Huge alligators have been taken in 2015 all across their sunny Southern range. Some broke records for length, others for weight. Whatever their boasting feature, all made for incredible photos and stories. Most were caught by the hook-and-line method, where hunters (anglers?) throw large treble hooks over the gator, retrieve them back toward the animal, then hook it in the body somewhere around the legs. Snares are often legal, and, in at least one case, a rifle was used.

Many gator seasons are still underway with plenty of time to spare. As the temperatures start their downward spiral, it’s exciting to imagine what reptiles are waiting to be taken in the remaining hunting days.

Here are some of the impressive kills so far this season.


South Carolina

A Georgia resident landed a 755-pound gator on Lake Marion September 19. According to The State, South Carolina native Zack Derrick, his 8-year-old son Chaz, and Zack’s uncle Peewee had been on the lake for three hours with nary a gator in sight. When they finally spotted eyes, Derrick thought it was the reflective glow of a respectible 10- to 12-footer.


The 755-pound alligator taken by Zack Derrick. (Photo courtesy of The State)


The two adults got two hooks into the beast and fought to keep it on top of the water. Using a bang stick—a bullet fired from the end of a metal pole by smacking it into the target—the men were able to get the alligator safely into the boat. It was Zack’s first gator on his first gator hunt.

Dead and on the dock, it stretched to 13 1/2 feet.


Zack Derrick and his son Chaz. (Photo courtesy of The State)



Mark Fletcher had tried for nine years to get a gator on Lake Eufaula, even hunting with a guide a dozen or so times. He received two permits during that time, and try as he might, it looked like his second would end in defeat like the first.

Eufaula reportedly has gators, but not many big ones. put the number of 12-foot-plus alligators low. Still, Fletcher knew a big reptile was still around. Another group had caught a 12-foot, 2-inch gator mere weeks before Fletcher hooked his—with an 8-inch piece of its tail bitten off.

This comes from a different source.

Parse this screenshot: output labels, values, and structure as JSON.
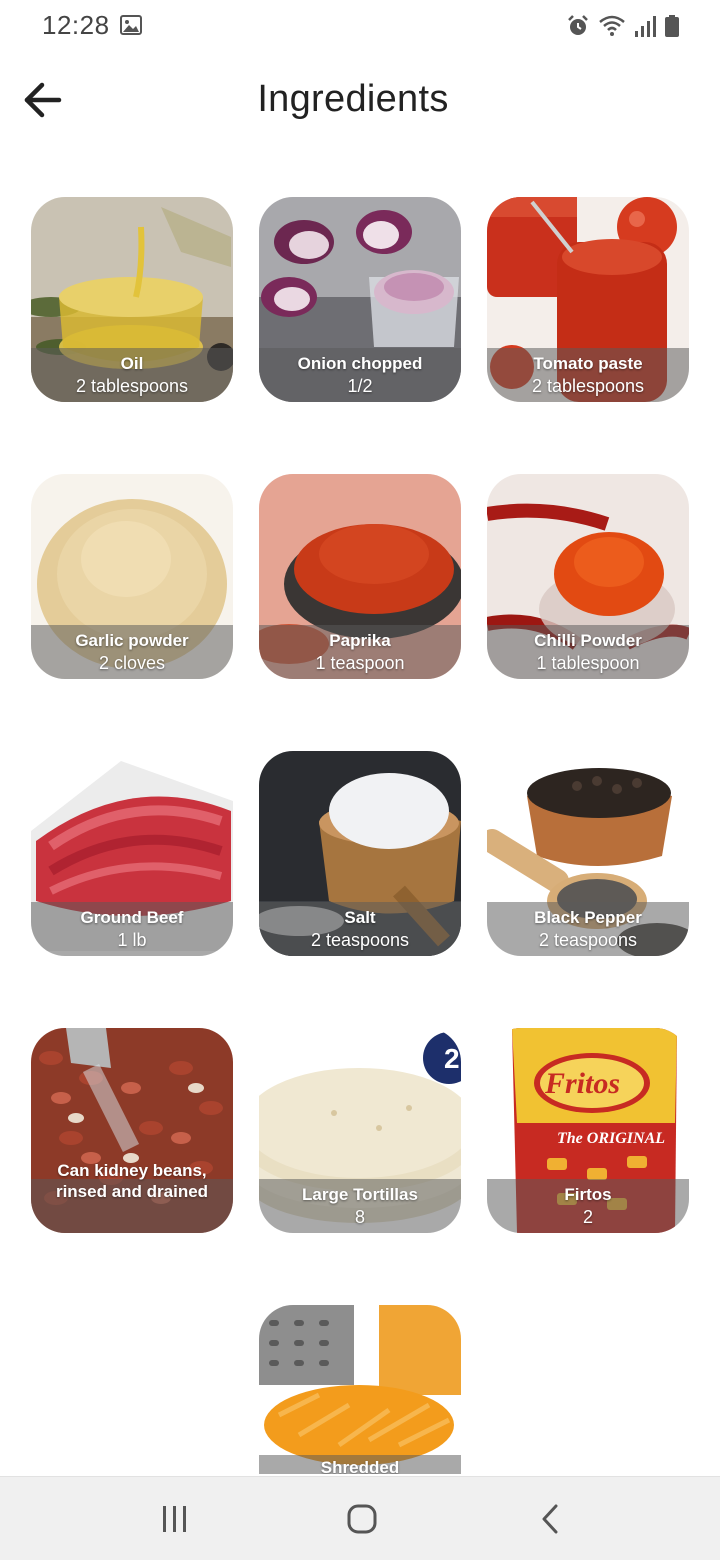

Fletcher trolled the lake for hours before spotting the animal, which dove to get away from its pursuer. That’s when Fletcher channelled Captain Ahab and harpooned the gator as it lay on the bottom, three feet under the surface.

Whether Fletcher’s was the attacker who bit the other gator’s tail, no one knows for sure. 

Mark Fletcher with his 13-foot alligator. (Photo courtesy of



All of Mississippi’s alligator records were broke in the now-closed 2015 season, some multiple times in the same day.

The Jackson Clarion-Ledger reported Clayton Gibson of Natchez broke the male weight record with his 822-pound beast August 29. Later that day, Angelia Rivers brought in a record 13-foot, 7 3/4-inch male to break the length record.

By sundown the new records had both been broken, this time by the same alligator.

Kennie Crechale of Morton brought in a 14-foot, 1/4-inch male weighing 826 pounds. Crechale shot his animal with a rifle, which was legal, securing the first documented 14-footer in Mississippi history.

The tail alone was 4 feet in girth, according to the Clarion-Ledger.


Kennie Crechale, left, and Ronnie Clifton pose with Crechale’s record-breaking alligator. (Photo courtesy of R. Flynt/MDWFP, Jackson Clarion-Ledger)


The Jackson Clarion-Ledger also reported  Jonathan Kent took the longest female at 10-feet, 6-inches. He hooked into her, at which point she dove to the bottom and fought for nearly an hour. When she was finally in the boat, Kent knew just from one look she could break the previous record—an even 10 feet.

Though males reach 13 feet or more, the females’ growth rates drop off sharply after 7 feet. To kill a 10-footer is incredible.


Jonathan Kent, right, poses with his friends, family, and record female alligator. (Photo courtesy of R. Flynt/MDWFP, Jackson Clarion-Ledger)



A Sunshine State couple harpooned their near-record 12-foot, 2-inch gator after spending three prior years unsuccessfully chasing it.

Holly Sartori and her husband Tony annually stalked the alligator on St. Johns River. According to WTSP 10, the animal was constantly in the company of females and never gave the hunters a chance, but that changed August 27.

The couple airboated into the area and spotted the gator after a few hours. When the animal became aware of them, it dove under, causing the two to blind cast in his general area. They hooked up, and a tense fight, harpoon, and bang stick later, the gator was in the boat.


Holly Sartori harpooned this gator after four years of hunting it. (Photo courtesy of WTSP 10)



Cover Image: Thinkstock